Service-delivery charities and those with large chains of shops will be hardest hit if proposals to abolish many zero rates on VAT are adopted.
The Charities' Tax Reform Group is urging the Government to use its EC veto to prevent the changes. But it fears ministers' unwillingness to ease the sector's VAT burden does not bode well.
Chairman Nick Kavanagh said: "If ministers do not take action, the charity sector will be paying £1 billion a year in VAT and associated compliance costs. Now is the time for ministers to demonstrate support for the sector by vigorously defending the zero rates."
Under the proposals, goods sold in charity shops would no longer be zero-rated, so instead of receiving all the proceeds for the sale of a £2 item, charities will lose around 35p to the Treasury.
Kavanagh, who is also finance director at Save the Children, estimates his charity would lose £650,000 a year from its 140 shops. He predicted those charities with more shops, such as Oxfam and Cancer Research UK would face "a massive impact on their profitability".

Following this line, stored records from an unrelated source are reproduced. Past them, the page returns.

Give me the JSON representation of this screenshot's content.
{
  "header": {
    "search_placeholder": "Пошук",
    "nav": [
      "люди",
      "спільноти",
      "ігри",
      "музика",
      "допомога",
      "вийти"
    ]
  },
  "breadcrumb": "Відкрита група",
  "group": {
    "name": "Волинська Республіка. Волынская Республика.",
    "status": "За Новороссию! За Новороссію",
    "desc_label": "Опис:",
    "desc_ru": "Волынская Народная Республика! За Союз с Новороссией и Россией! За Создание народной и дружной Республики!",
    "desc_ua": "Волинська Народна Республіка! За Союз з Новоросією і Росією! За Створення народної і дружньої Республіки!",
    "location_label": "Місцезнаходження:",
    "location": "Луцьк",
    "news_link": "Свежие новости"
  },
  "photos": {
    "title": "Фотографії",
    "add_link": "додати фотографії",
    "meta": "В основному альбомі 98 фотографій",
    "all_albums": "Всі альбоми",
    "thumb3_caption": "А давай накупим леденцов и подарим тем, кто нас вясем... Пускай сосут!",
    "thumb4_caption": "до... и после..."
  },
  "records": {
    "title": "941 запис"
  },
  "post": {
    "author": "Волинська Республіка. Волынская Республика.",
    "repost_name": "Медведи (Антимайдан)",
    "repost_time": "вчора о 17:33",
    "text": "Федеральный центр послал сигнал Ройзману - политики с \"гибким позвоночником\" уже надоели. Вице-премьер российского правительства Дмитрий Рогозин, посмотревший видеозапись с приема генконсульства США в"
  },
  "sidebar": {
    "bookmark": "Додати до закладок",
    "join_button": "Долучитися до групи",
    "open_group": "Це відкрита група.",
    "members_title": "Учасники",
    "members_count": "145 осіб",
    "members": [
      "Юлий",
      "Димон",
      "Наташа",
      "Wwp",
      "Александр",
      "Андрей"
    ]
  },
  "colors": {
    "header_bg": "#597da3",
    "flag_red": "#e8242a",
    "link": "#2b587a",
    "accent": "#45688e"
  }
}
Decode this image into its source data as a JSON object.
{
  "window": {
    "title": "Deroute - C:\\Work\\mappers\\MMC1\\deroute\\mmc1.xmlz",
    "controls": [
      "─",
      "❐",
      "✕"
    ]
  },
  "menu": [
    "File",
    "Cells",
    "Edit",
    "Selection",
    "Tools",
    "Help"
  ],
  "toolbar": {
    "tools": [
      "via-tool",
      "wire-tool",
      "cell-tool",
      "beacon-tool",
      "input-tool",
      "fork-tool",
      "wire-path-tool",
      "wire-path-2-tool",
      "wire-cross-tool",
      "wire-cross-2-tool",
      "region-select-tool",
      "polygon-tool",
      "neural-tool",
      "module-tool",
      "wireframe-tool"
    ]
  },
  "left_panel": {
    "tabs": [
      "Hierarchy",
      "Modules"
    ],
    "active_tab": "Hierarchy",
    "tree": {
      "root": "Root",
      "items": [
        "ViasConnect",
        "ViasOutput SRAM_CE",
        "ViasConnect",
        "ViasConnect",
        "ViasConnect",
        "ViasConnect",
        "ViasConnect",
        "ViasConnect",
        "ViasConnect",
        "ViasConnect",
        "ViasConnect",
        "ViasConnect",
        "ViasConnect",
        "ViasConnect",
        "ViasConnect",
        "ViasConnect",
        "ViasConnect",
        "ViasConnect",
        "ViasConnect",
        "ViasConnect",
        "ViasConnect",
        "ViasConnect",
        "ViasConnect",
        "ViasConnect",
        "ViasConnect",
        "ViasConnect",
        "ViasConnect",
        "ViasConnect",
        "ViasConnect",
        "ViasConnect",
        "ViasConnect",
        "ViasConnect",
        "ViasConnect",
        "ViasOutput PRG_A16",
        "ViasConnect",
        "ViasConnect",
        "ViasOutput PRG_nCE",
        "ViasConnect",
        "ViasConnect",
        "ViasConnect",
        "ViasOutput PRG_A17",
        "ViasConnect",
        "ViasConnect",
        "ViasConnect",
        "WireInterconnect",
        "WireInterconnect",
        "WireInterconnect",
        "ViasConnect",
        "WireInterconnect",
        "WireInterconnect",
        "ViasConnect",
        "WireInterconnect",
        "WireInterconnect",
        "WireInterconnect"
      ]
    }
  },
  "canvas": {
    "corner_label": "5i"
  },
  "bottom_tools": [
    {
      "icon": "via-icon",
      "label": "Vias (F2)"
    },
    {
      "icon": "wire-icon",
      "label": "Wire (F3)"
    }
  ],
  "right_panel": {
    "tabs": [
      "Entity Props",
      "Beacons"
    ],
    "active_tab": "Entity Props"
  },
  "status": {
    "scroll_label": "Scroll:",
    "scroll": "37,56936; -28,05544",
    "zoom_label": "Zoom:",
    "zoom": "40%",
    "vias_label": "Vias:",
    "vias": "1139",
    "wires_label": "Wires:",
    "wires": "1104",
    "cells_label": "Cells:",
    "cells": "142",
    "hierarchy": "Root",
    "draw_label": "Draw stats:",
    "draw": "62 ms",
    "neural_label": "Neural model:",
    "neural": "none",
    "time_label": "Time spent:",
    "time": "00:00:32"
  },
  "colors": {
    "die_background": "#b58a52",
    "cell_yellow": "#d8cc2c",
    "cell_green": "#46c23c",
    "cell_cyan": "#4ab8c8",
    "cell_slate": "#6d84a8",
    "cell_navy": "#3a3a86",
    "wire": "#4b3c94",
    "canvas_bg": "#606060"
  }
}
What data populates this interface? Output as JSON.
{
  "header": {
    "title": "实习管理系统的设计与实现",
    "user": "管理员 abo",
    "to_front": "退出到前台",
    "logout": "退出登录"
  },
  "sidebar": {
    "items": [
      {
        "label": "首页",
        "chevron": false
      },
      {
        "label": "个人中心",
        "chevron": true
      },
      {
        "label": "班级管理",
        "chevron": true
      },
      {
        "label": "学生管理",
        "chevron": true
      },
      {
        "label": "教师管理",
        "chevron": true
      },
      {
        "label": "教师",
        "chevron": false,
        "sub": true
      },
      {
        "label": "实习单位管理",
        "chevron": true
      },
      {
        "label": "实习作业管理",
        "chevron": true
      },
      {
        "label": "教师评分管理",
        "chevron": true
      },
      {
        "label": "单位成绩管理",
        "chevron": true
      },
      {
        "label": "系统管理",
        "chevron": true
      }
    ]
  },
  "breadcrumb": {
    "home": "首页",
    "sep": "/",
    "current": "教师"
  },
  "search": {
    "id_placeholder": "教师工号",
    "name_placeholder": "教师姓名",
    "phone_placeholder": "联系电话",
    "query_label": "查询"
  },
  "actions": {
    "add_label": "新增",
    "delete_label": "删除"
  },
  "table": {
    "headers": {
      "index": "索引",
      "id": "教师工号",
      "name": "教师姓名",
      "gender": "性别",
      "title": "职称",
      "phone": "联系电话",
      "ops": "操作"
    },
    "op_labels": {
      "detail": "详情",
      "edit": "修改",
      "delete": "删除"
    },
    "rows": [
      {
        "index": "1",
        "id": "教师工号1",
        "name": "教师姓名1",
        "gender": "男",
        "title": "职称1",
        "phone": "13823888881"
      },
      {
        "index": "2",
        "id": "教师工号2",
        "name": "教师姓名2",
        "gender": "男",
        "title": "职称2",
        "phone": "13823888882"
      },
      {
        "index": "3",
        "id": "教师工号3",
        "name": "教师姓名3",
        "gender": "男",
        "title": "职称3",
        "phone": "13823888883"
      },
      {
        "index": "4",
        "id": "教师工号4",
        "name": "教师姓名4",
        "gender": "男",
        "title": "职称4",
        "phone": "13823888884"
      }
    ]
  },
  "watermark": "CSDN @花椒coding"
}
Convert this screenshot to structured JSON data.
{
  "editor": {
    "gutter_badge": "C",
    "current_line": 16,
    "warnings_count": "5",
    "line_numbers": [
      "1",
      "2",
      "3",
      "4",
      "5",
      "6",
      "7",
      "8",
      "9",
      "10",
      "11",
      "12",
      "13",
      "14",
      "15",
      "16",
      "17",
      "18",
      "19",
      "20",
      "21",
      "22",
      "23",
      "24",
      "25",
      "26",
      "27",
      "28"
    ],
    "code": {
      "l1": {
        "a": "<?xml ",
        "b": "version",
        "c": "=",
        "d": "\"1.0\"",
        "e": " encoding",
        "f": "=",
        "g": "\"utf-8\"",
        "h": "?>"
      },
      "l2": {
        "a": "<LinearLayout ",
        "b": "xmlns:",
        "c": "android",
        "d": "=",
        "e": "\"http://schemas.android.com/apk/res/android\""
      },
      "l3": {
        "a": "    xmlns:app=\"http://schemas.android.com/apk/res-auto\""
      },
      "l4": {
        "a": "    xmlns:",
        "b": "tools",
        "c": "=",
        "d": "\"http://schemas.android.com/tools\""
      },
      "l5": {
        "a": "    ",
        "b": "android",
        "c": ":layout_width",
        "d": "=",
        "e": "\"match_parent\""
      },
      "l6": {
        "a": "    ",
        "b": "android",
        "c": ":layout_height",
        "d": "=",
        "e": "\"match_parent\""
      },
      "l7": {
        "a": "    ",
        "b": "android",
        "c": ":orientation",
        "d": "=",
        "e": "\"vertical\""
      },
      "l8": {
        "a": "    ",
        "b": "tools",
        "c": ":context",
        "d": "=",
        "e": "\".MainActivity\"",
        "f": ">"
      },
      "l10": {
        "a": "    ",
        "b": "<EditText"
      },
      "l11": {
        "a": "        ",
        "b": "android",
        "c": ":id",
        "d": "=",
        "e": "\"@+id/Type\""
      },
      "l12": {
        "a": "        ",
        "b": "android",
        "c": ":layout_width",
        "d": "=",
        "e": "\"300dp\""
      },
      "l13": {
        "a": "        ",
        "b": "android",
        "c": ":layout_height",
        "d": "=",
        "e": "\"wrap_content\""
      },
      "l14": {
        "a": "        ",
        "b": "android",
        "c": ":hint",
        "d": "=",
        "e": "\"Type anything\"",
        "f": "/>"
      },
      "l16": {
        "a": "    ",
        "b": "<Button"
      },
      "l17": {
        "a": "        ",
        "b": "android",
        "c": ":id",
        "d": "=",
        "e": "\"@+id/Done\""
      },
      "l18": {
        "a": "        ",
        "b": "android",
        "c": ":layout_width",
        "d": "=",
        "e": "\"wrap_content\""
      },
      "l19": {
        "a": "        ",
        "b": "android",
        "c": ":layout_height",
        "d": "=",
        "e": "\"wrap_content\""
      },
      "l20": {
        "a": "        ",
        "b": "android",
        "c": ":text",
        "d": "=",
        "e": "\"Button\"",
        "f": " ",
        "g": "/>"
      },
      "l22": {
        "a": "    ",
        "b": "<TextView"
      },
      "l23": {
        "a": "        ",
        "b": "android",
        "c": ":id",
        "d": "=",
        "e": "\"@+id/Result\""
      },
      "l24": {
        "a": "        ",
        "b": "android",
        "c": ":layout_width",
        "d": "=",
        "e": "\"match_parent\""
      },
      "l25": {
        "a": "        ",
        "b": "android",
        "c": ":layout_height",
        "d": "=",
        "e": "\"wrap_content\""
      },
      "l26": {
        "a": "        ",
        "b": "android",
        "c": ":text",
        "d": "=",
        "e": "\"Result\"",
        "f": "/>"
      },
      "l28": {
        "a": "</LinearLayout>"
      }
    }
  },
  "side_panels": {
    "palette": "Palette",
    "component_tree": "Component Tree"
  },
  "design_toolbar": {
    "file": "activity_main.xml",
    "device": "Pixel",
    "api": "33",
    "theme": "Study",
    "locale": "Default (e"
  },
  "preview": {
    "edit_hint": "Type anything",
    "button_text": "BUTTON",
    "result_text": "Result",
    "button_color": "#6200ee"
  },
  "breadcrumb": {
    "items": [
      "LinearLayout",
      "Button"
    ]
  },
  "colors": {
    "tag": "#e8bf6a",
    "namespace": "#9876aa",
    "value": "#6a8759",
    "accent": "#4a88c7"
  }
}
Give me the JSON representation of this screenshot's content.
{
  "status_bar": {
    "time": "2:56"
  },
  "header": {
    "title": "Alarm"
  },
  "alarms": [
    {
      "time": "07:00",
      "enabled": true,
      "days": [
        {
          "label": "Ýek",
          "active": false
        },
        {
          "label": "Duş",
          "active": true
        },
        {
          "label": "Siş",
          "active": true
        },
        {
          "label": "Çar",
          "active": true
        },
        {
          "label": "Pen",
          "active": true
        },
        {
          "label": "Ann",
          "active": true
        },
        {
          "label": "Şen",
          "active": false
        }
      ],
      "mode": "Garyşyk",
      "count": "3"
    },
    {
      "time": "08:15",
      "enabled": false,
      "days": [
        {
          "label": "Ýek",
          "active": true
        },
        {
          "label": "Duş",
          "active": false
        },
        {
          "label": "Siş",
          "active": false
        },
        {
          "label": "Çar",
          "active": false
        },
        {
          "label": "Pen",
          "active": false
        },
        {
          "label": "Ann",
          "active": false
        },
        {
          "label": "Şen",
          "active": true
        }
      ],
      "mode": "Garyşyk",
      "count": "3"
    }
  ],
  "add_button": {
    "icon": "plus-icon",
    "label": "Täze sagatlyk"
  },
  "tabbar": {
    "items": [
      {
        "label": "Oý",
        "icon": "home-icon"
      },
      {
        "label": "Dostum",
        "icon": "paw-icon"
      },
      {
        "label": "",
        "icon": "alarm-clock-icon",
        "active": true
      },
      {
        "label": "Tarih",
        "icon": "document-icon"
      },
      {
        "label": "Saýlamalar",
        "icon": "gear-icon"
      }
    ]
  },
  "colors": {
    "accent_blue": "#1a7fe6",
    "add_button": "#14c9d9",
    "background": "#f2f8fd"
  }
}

Services that charities buy will also be affected. Building work, the installation of lifts, ambulances, equipment for the disabled and first-aid equipment could all be hit. So could advertising, which would hurt children's groups.
Ian Theodoreson, director of finance at Barnardo's, said the loss of zero rating would force the charity to raise prices by 17.5 per cent.
"We'd also face a bill of around £800,000 a year on advertising and building work," he said.
The European Commission will exempt some activities from the abolition of zero rating. "But a lot of the things that affect charities aren't included and we are going to get clobbered," said Kavanagh.
The plans need unanimous backing from the Council of Ministers to be adopted. A Treasury spokesman said: "The UK Government will play an active role in the discussions on this issue between member states and is pledged to maintain zero rating on children's clothes, food, books and passenger transport."